Not looking despondently in a mirror wishing one's youthful face to appear, rather than a lined, drooping sagging old wreck. Not even looking wistfully at young slim women and thinking "I used to look like/better than, that". Not even waiting in vain for an appreciative wolf-whistle as in days of yore.
No, old age is about not being able or even wanting to do the everyday tasks which were tackled so lightly and unheedingly only months? well years ago.
Unfortunately the human body does not arrive complete with repair kit and spare parts, so the wearing-out process takes its toll.
Many people I know are far less able than I to go about their everyday business without aid, and I am grateful for my own reasonably good health and strength, but oh dear, the time is arriving when asking, paying for assistance for even simple little things will be the stuff of life and I do not relish the thought.
So, back to my original question. When is it alright to admit to being O L D?
Posted by Ray Barnes at 1:22:00 pm
Wednesday, 2 October 2013
Along with late butterflies my Buddlieas are playing host to a whole army of spiders.
For weeks now I have been feather duster armed evicting the wiry thin long-legged ones from the house but am being assailed on all sides by their horrid cousins.
On Monday this week the parish administrator leant over the back of the office sofa to put something behind it and retreated hastily, having seen a large black beast lurking in a box.
Yelling for the caretaker (and she can yell), she and I, left the office at speed.
A few minutes later, another volunteer braver than either of us, had picked up the box and dropped its inhabitant outside in the churchyard.
This morning at the bus stop, it was drizzling so I was well under its roof until I suddenly found an absailing arachnid in front of my face. Luckily the bus came so I beat a hasty retreat, shuddering.
Half way through the morning, there was a yell from the bookkeepers office upstairs and she ran down the stairs closing her office door first and also shouting for the caretaker.
By the time he had made his unhurried appearance there was no sign of the invader and we all spent the remainder of the morning looking nervously around before touching anything.
Since it is Harvest Festival this coming Sunday and we are slowly gathering a mountain of donated goodies in the office in preparation for displaying them at the service, I am treading very warily around bags and boxes only too aware that their contents may contain the odd surprise.
What is it about this season that produces the desire for confrontation in the (hearts?) of this eight-legged brigade of nasties?

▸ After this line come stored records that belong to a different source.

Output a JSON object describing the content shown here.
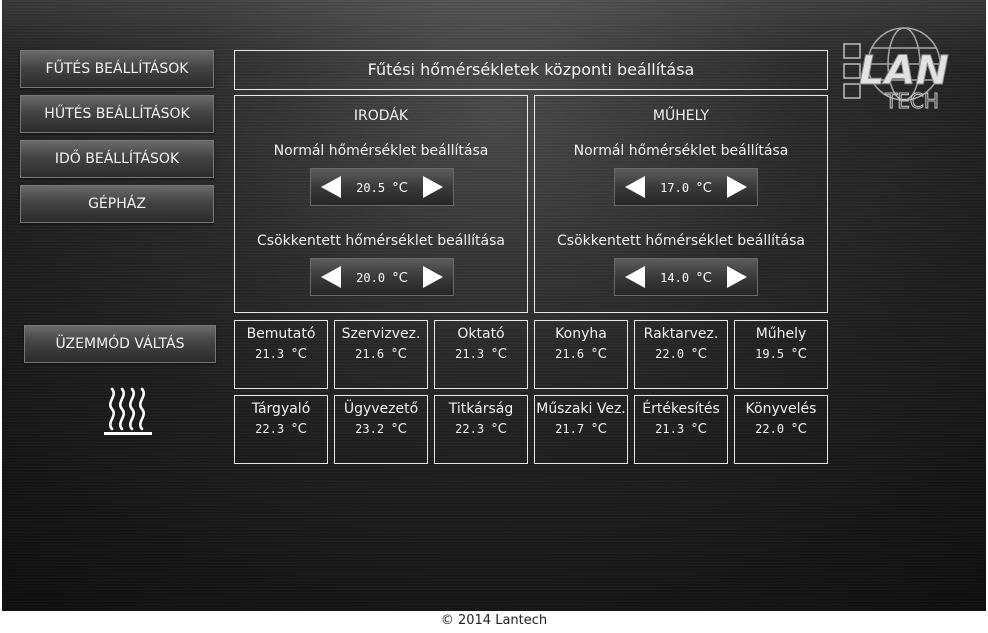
{
  "nav": {
    "heating_settings": "FŰTÉS BEÁLLÍTÁSOK",
    "cooling_settings": "HŰTÉS BEÁLLÍTÁSOK",
    "time_settings": "IDŐ BEÁLLÍTÁSOK",
    "machine_room": "GÉPHÁZ",
    "mode_switch": "ÜZEMMÓD VÁLTÁS"
  },
  "header": {
    "title": "Fűtési hőmérsékletek központi beállítása"
  },
  "logo": {
    "text_lan": "LAN",
    "text_tech": "TECH"
  },
  "unit": "°C",
  "zones": [
    {
      "title": "IRODÁK",
      "normal_label": "Normál hőmérséklet beállítása",
      "normal_value": "20.5",
      "reduced_label": "Csökkentett hőmérséklet beállítása",
      "reduced_value": "20.0"
    },
    {
      "title": "MŰHELY",
      "normal_label": "Normál hőmérséklet beállítása",
      "normal_value": "17.0",
      "reduced_label": "Csökkentett hőmérséklet beállítása",
      "reduced_value": "14.0"
    }
  ],
  "rooms": [
    {
      "name": "Bemutató",
      "temp": "21.3"
    },
    {
      "name": "Szervizvez.",
      "temp": "21.6"
    },
    {
      "name": "Oktató",
      "temp": "21.3"
    },
    {
      "name": "Konyha",
      "temp": "21.6"
    },
    {
      "name": "Raktarvez.",
      "temp": "22.0"
    },
    {
      "name": "Műhely",
      "temp": "19.5"
    },
    {
      "name": "Tárgyaló",
      "temp": "22.3"
    },
    {
      "name": "Ügyvezető",
      "temp": "23.2"
    },
    {
      "name": "Titkárság",
      "temp": "22.3"
    },
    {
      "name": "Műszaki Vez.",
      "temp": "21.7"
    },
    {
      "name": "Értékesítés",
      "temp": "21.3"
    },
    {
      "name": "Könyvelés",
      "temp": "22.0"
    }
  ],
  "footer": {
    "copyright": "© 2014 Lantech"
  }
}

Why can't they just go about their arachnid affairs without the need for face-to-face tactics?
Why am I such a wimp?
Posted by Ray Barnes at 4:38:00 pm
Sunday, 29 September 2013
It was a really beautiful day, the sort of day I feel should always mark this very important Saints Day.
The sun was too warm and inviting to ignore so I set about cutting back some of the Hibiscus and Buddleia (avoiding that which was still blooming).
I became aware after a few minutes that there was a collared dove sitting a couple of feet from me on a Buddleia stump, quietly eyeing my activities without fear or any apparent desire to fly. So I went back into the house and collected my camera, sure that he would take off in a panic.
To my amazement he just sat there and let me get quite close before closing his eyes and settling down for a snooze.
When I had had enough and needed my coffee - around 1.30pm - he was still sitting there but flew off as I shut the back door.
The picture is not all that good but it is possible to see that my Michaelmas visitor was very relaxed.
Posted by Ray Barnes at 5:08:00 pm